▶ PROBLEM STATEMENT
Gather all lines in the entries that include the word "Enable".

Entries taken from a collection:
= = = = =

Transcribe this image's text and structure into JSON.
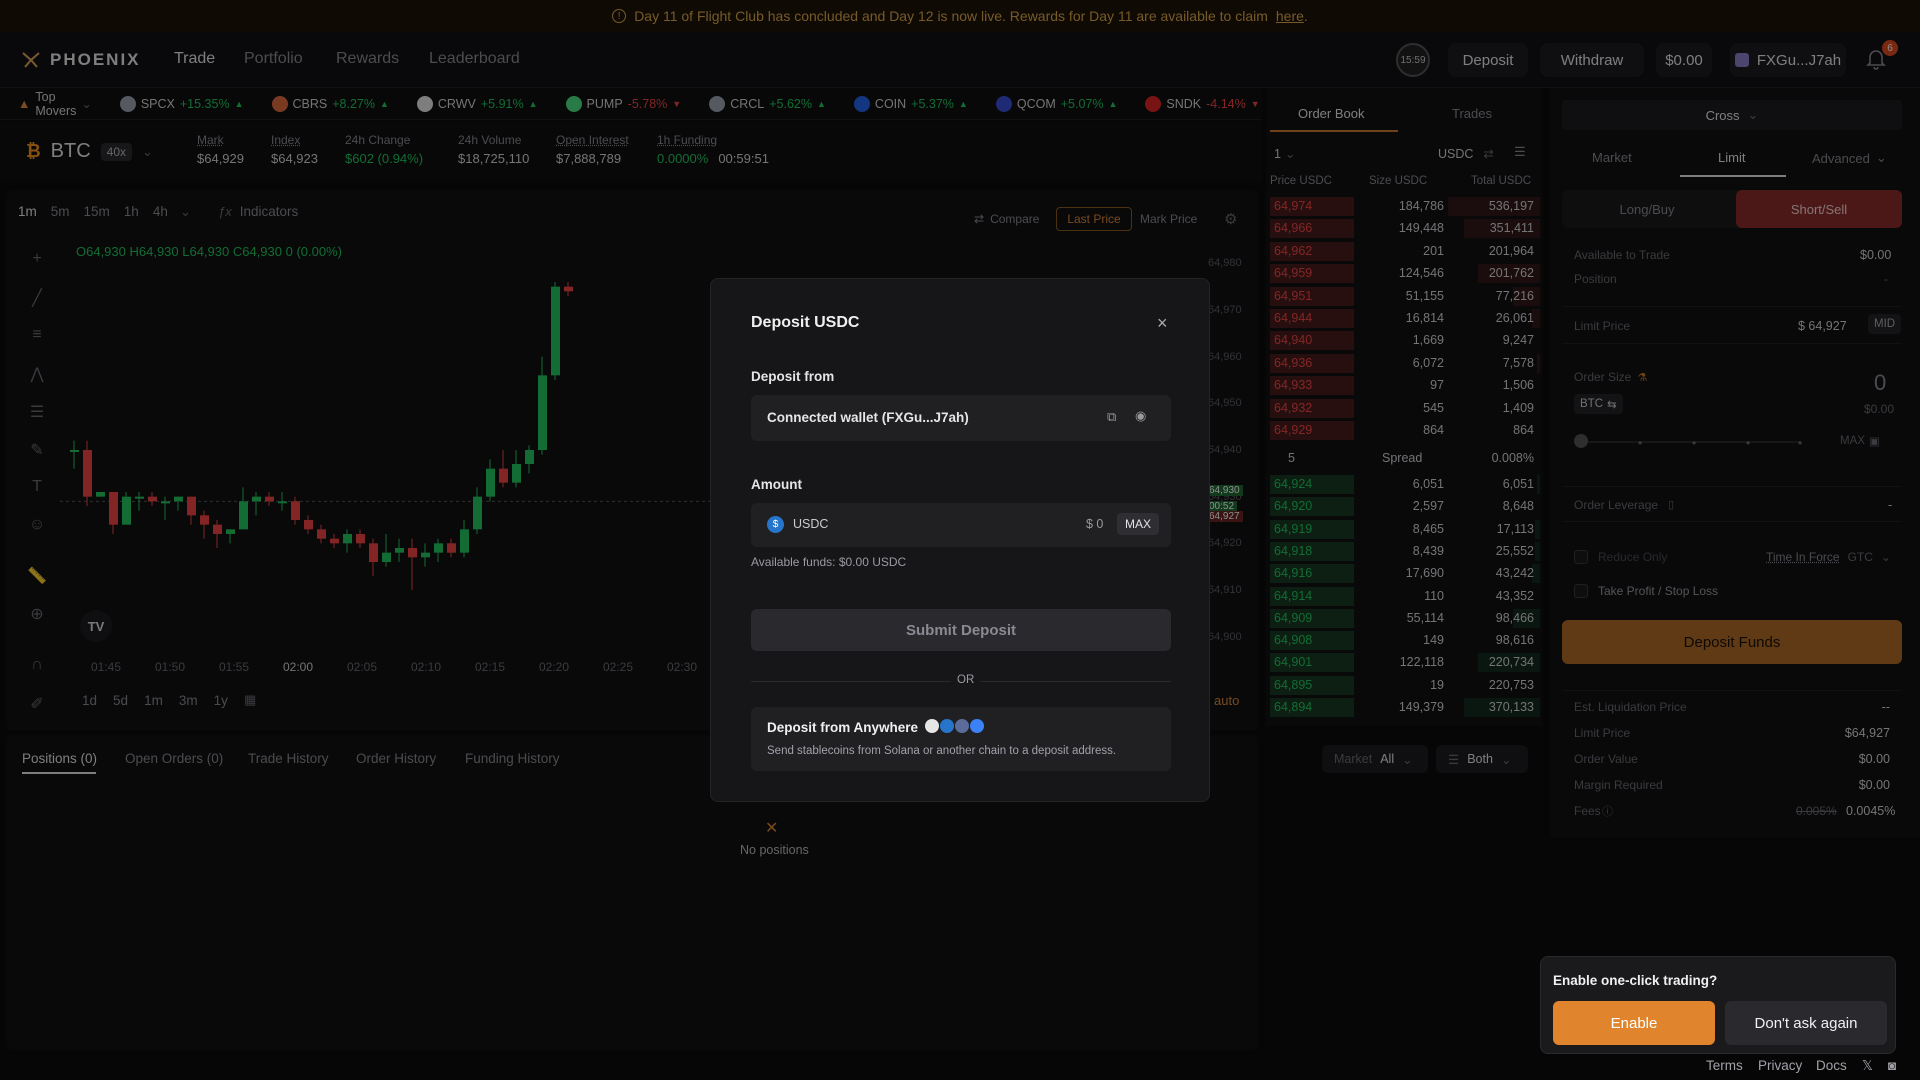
{
  "banner": {
    "text": "Day 11 of Flight Club has concluded and Day 12 is now live. Rewards for Day 11 are available to claim",
    "link": "here",
    "end": "."
  },
  "nav": {
    "logo": "PHOENIX",
    "links": [
      "Trade",
      "Portfolio",
      "Rewards",
      "Leaderboard"
    ],
    "timer": "15:59",
    "deposit": "Deposit",
    "withdraw": "Withdraw",
    "balance": "$0.00",
    "wallet": "FXGu...J7ah",
    "notif_count": "6"
  },
  "ticker": {
    "label": "Top Movers",
    "items": [
      {
        "sym": "SPCX",
        "chg": "+15.35%",
        "dir": "up",
        "color": "#9ca3af"
      },
      {
        "sym": "CBRS",
        "chg": "+8.27%",
        "dir": "up",
        "color": "#dc6b3c"
      },
      {
        "sym": "CRWV",
        "chg": "+5.91%",
        "dir": "up",
        "color": "#e5e5e5"
      },
      {
        "sym": "PUMP",
        "chg": "-5.78%",
        "dir": "down",
        "color": "#4ade80"
      },
      {
        "sym": "CRCL",
        "chg": "+5.62%",
        "dir": "up",
        "color": "#9ca3af"
      },
      {
        "sym": "COIN",
        "chg": "+5.37%",
        "dir": "up",
        "color": "#2563eb"
      },
      {
        "sym": "QCOM",
        "chg": "+5.07%",
        "dir": "up",
        "color": "#3b4fd8"
      },
      {
        "sym": "SNDK",
        "chg": "-4.14%",
        "dir": "down",
        "color": "#dc2626"
      }
    ]
  },
  "market": {
    "symbol": "BTC",
    "leverage": "40x",
    "stats": [
      {
        "label": "Mark",
        "value": "$64,929",
        "underline": true
      },
      {
        "label": "Index",
        "value": "$64,923",
        "underline": true
      },
      {
        "label": "24h Change",
        "value": "$602 (0.94%)",
        "underline": false,
        "green": true
      },
      {
        "label": "24h Volume",
        "value": "$18,725,110",
        "underline": false
      },
      {
        "label": "Open Interest",
        "value": "$7,888,789",
        "underline": true
      },
      {
        "label": "1h Funding",
        "value": "0.0000%",
        "value2": "00:59:51",
        "underline": true
      }
    ]
  },
  "chart": {
    "timeframes": [
      "1m",
      "5m",
      "15m",
      "1h",
      "4h"
    ],
    "indicators": "Indicators",
    "compare": "Compare",
    "last_price": "Last Price",
    "mark_price": "Mark Price",
    "ohlc": "O64,930 H64,930 L64,930 C64,930 0 (0.00%)",
    "y_ticks": [
      "64,980",
      "64,970",
      "64,960",
      "64,950",
      "64,940",
      "64,930",
      "64,920",
      "64,910",
      "64,900"
    ],
    "price_tags": [
      "64,930",
      "00:52",
      "64,927"
    ],
    "x_ticks": [
      "01:45",
      "01:50",
      "01:55",
      "02:00",
      "02:05",
      "02:10",
      "02:15",
      "02:20",
      "02:25",
      "02:30"
    ],
    "ranges": [
      "1d",
      "5d",
      "1m",
      "3m",
      "1y"
    ],
    "auto": "auto"
  },
  "chart_data": {
    "type": "candlestick",
    "x": [
      "01:45",
      "01:50",
      "01:55",
      "02:00",
      "02:05",
      "02:10",
      "02:15",
      "02:20",
      "02:25",
      "02:30"
    ],
    "ylim": [
      64895,
      64985
    ],
    "candles": [
      [
        64940,
        64942,
        64936,
        64940
      ],
      [
        64940,
        64942,
        64928,
        64930
      ],
      [
        64930,
        64931,
        64930,
        64931
      ],
      [
        64931,
        64931,
        64922,
        64924
      ],
      [
        64924,
        64931,
        64924,
        64930
      ],
      [
        64930,
        64931,
        64927,
        64930
      ],
      [
        64930,
        64931,
        64928,
        64929
      ],
      [
        64929,
        64930,
        64925,
        64929
      ],
      [
        64929,
        64930,
        64927,
        64930
      ],
      [
        64930,
        64930,
        64924,
        64926
      ],
      [
        64926,
        64927,
        64921,
        64924
      ],
      [
        64924,
        64925,
        64919,
        64922
      ],
      [
        64922,
        64923,
        64920,
        64923
      ],
      [
        64923,
        64932,
        64923,
        64929
      ],
      [
        64929,
        64931,
        64926,
        64930
      ],
      [
        64930,
        64931,
        64928,
        64929
      ],
      [
        64929,
        64931,
        64927,
        64929
      ],
      [
        64929,
        64930,
        64924,
        64925
      ],
      [
        64925,
        64926,
        64922,
        64923
      ],
      [
        64923,
        64924,
        64920,
        64921
      ],
      [
        64921,
        64922,
        64919,
        64920
      ],
      [
        64920,
        64923,
        64918,
        64922
      ],
      [
        64922,
        64923,
        64919,
        64920
      ],
      [
        64920,
        64921,
        64913,
        64916
      ],
      [
        64916,
        64922,
        64915,
        64918
      ],
      [
        64918,
        64921,
        64916,
        64919
      ],
      [
        64919,
        64921,
        64910,
        64917
      ],
      [
        64917,
        64920,
        64915,
        64918
      ],
      [
        64918,
        64921,
        64916,
        64920
      ],
      [
        64920,
        64921,
        64917,
        64918
      ],
      [
        64918,
        64925,
        64917,
        64923
      ],
      [
        64923,
        64932,
        64922,
        64930
      ],
      [
        64930,
        64938,
        64929,
        64936
      ],
      [
        64936,
        64940,
        64932,
        64933
      ],
      [
        64933,
        64940,
        64932,
        64937
      ],
      [
        64937,
        64941,
        64935,
        64940
      ],
      [
        64940,
        64960,
        64939,
        64956
      ],
      [
        64956,
        64976,
        64955,
        64975
      ],
      [
        64975,
        64976,
        64973,
        64974
      ]
    ]
  },
  "bottom": {
    "tabs": [
      "Positions (0)",
      "Open Orders (0)",
      "Trade History",
      "Order History",
      "Funding History"
    ],
    "market_label": "Market",
    "market_value": "All",
    "side": "Both",
    "empty": "No positions"
  },
  "orderbook": {
    "tabs": [
      "Order Book",
      "Trades"
    ],
    "grouping": "1",
    "unit": "USDC",
    "headers": [
      "Price USDC",
      "Size USDC",
      "Total USDC"
    ],
    "asks": [
      [
        "64,974",
        "184,786",
        "536,197",
        0.34
      ],
      [
        "64,966",
        "149,448",
        "351,411",
        0.28
      ],
      [
        "64,962",
        "201",
        "201,964",
        0.0
      ],
      [
        "64,959",
        "124,546",
        "201,762",
        0.23
      ],
      [
        "64,951",
        "51,155",
        "77,216",
        0.1
      ],
      [
        "64,944",
        "16,814",
        "26,061",
        0.03
      ],
      [
        "64,940",
        "1,669",
        "9,247",
        0.0
      ],
      [
        "64,936",
        "6,072",
        "7,578",
        0.01
      ],
      [
        "64,933",
        "97",
        "1,506",
        0.0
      ],
      [
        "64,932",
        "545",
        "1,409",
        0.0
      ],
      [
        "64,929",
        "864",
        "864",
        0.0
      ]
    ],
    "spread": {
      "val": "5",
      "label": "Spread",
      "pct": "0.008%"
    },
    "bids": [
      [
        "64,924",
        "6,051",
        "6,051",
        0.01
      ],
      [
        "64,920",
        "2,597",
        "8,648",
        0.0
      ],
      [
        "64,919",
        "8,465",
        "17,113",
        0.02
      ],
      [
        "64,918",
        "8,439",
        "25,552",
        0.02
      ],
      [
        "64,916",
        "17,690",
        "43,242",
        0.03
      ],
      [
        "64,914",
        "110",
        "43,352",
        0.0
      ],
      [
        "64,909",
        "55,114",
        "98,466",
        0.1
      ],
      [
        "64,908",
        "149",
        "98,616",
        0.0
      ],
      [
        "64,901",
        "122,118",
        "220,734",
        0.23
      ],
      [
        "64,895",
        "19",
        "220,753",
        0.0
      ],
      [
        "64,894",
        "149,379",
        "370,133",
        0.28
      ]
    ]
  },
  "trade": {
    "margin": "Cross",
    "tabs": [
      "Market",
      "Limit",
      "Advanced"
    ],
    "long": "Long/Buy",
    "short": "Short/Sell",
    "available_label": "Available to Trade",
    "available_value": "$0.00",
    "position_label": "Position",
    "position_value": "-",
    "limit_label": "Limit Price",
    "limit_value": "$ 64,927",
    "mid": "MID",
    "size_label": "Order Size",
    "size_value": "0",
    "size_usd": "$0.00",
    "size_unit": "BTC",
    "max": "MAX",
    "leverage_label": "Order Leverage",
    "leverage_value": "-",
    "reduce_only": "Reduce Only",
    "tif_label": "Time In Force",
    "tif_value": "GTC",
    "tpsl": "Take Profit / Stop Loss",
    "cta": "Deposit Funds",
    "summary": [
      {
        "label": "Est. Liquidation Price",
        "value": "--"
      },
      {
        "label": "Limit Price",
        "value": "$64,927"
      },
      {
        "label": "Order Value",
        "value": "$0.00"
      },
      {
        "label": "Margin Required",
        "value": "$0.00"
      }
    ],
    "fees_label": "Fees",
    "fees_old": "0.005%",
    "fees_new": "0.0045%"
  },
  "modal": {
    "title": "Deposit USDC",
    "from_label": "Deposit from",
    "from_value": "Connected wallet (FXGu...J7ah)",
    "amount_label": "Amount",
    "token": "USDC",
    "amount_value": "$ 0",
    "max": "MAX",
    "available": "Available funds: $0.00 USDC",
    "submit": "Submit Deposit",
    "or": "OR",
    "anywhere_title": "Deposit from Anywhere",
    "anywhere_desc": "Send stablecoins from Solana or another chain to a deposit address."
  },
  "toast": {
    "title": "Enable one-click trading?",
    "enable": "Enable",
    "dismiss": "Don't ask again"
  },
  "footer": {
    "links": [
      "Terms",
      "Privacy",
      "Docs"
    ]
  },
  "colors": {
    "accent": "#c9772b",
    "green": "#22c55e",
    "red": "#ef4444"
  }
}
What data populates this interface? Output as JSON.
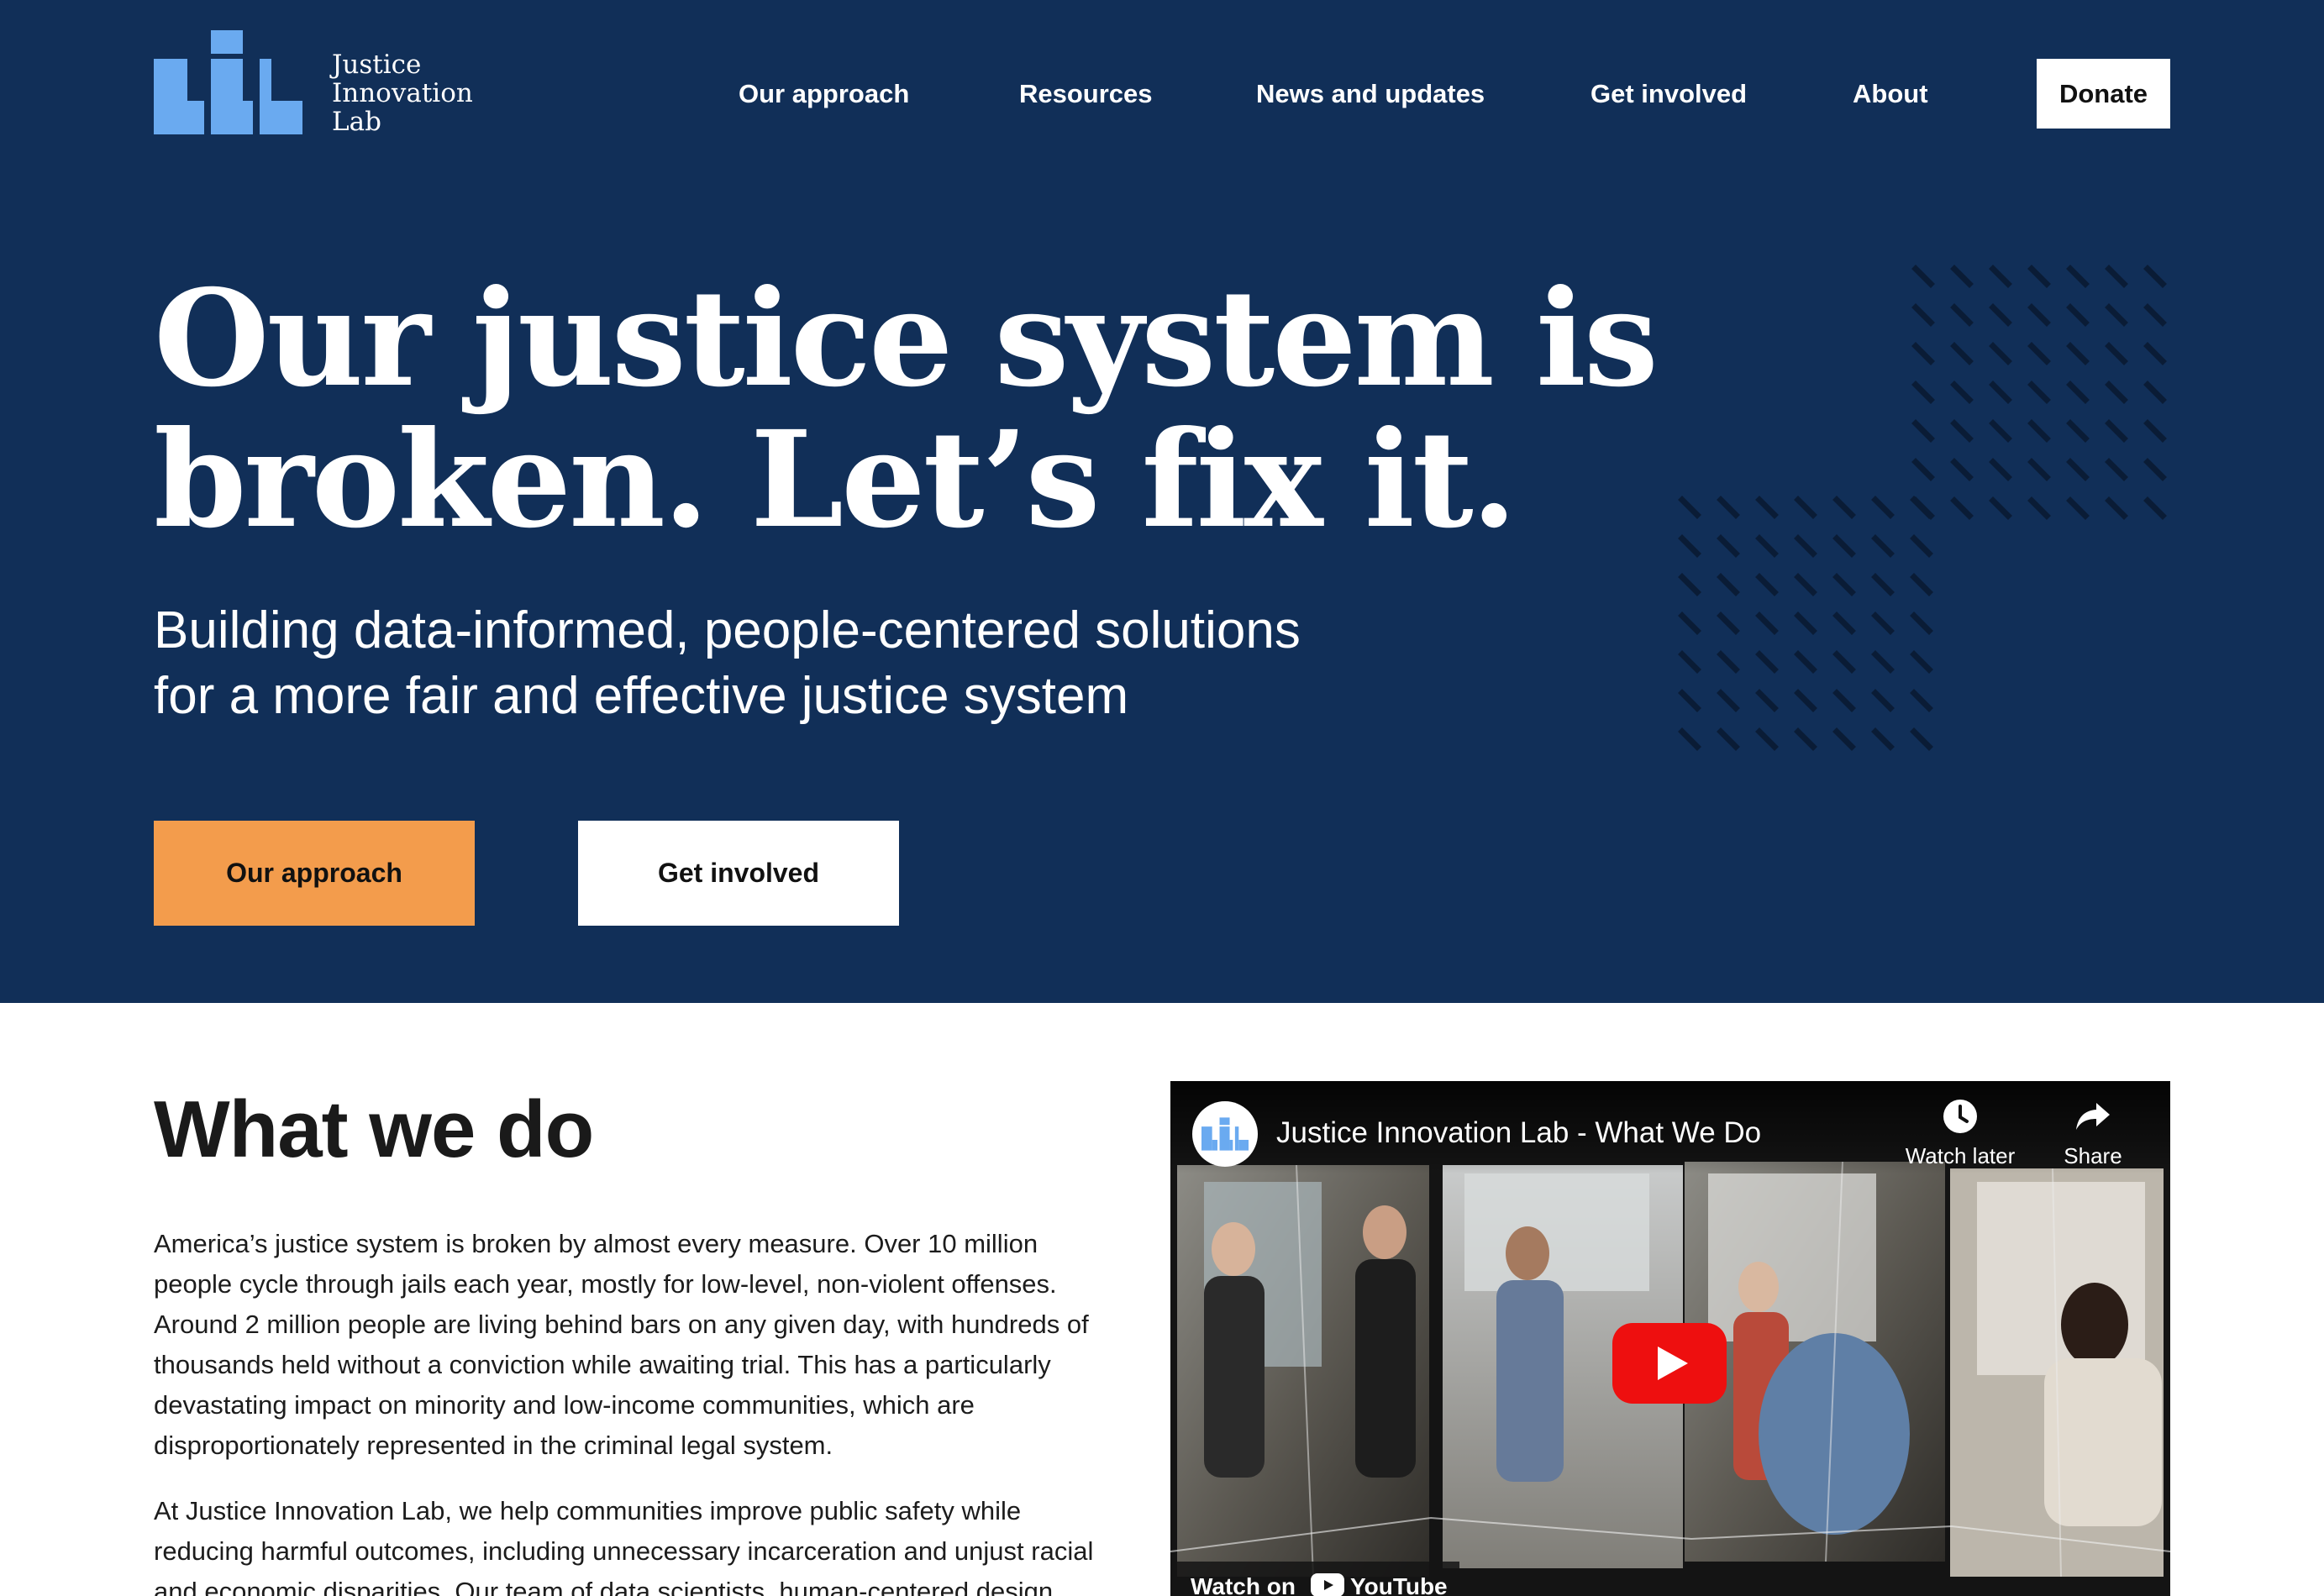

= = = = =

▶ WRITTEN RESPONSE
    "title": "Enable one-click trading?",
    "enable": "Enable",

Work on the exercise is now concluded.